"He hasn't been observed to be nursing in several months."
In the video, Makani is persistently begging for milk - which is not normal behavior in an orca who's been weaned for months. In response his mother, Kasatka, ignores him, listlessly floating by and eventually settling in the far corner of the tank. As the team watches, she turns toward the surface and begins to float, vertically suspended and motionless. Makani begins to circle her, somewhat frantically.
On SeaWorld's website, the park claims whale calves stop nursing by age 1, and only sometimes continue until they are 2 years old - a claim SeaWorld uses to justify removing calves from their mothers well before they should. If Makani, who is nearly 3, was nursing just a few months ago, that disproves SeaWorld's own claim about orca behavior. Naomi Rose has also confirmed that weaning in the wild is highly variable, but that wild orcas can nurse for as long as five years.

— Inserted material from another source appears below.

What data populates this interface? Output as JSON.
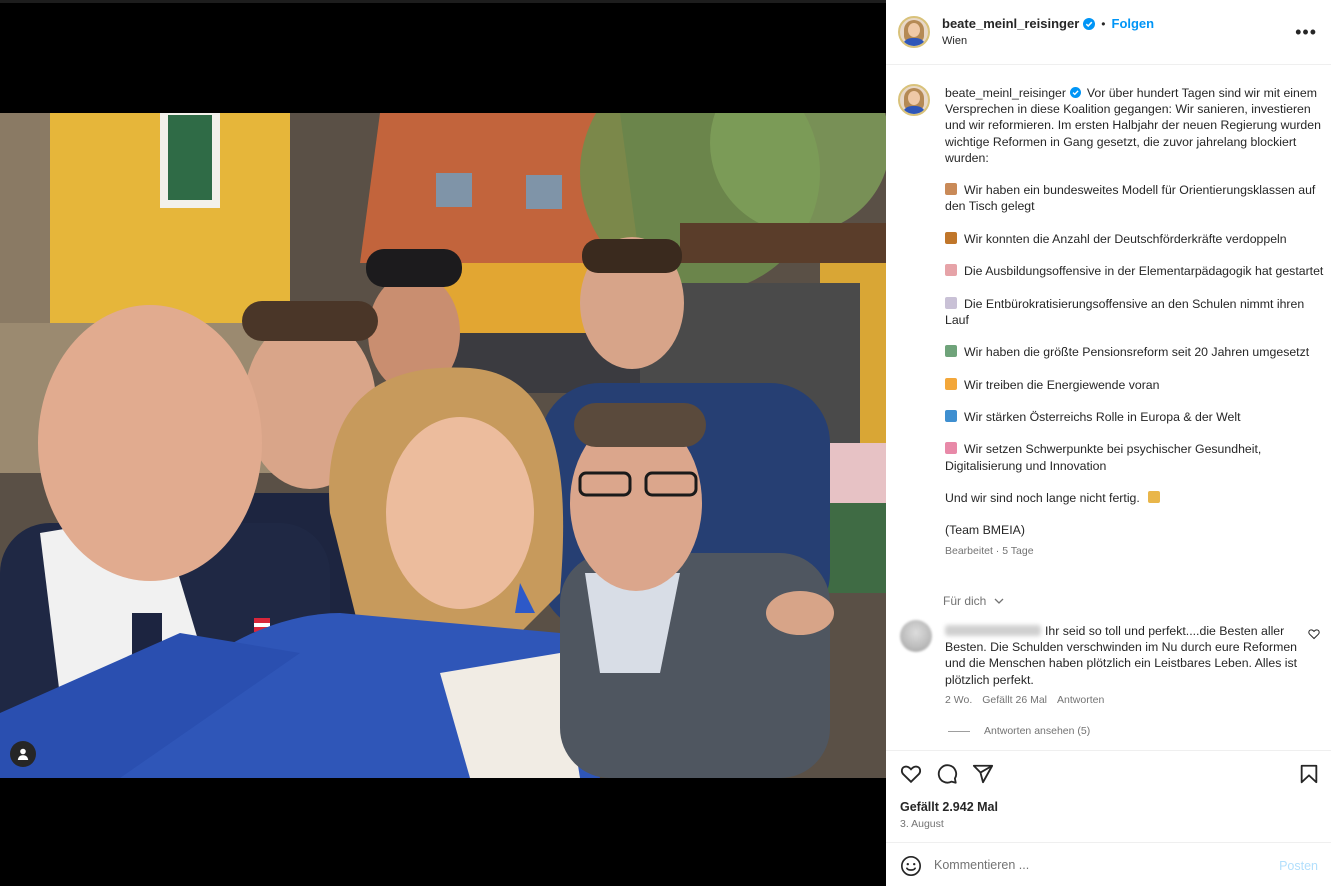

But of course, the issue here isn't whether or not Makani is nursing - it's the pair's unnatural behavior. Makani is asking for milk - and his mother is ignoring him.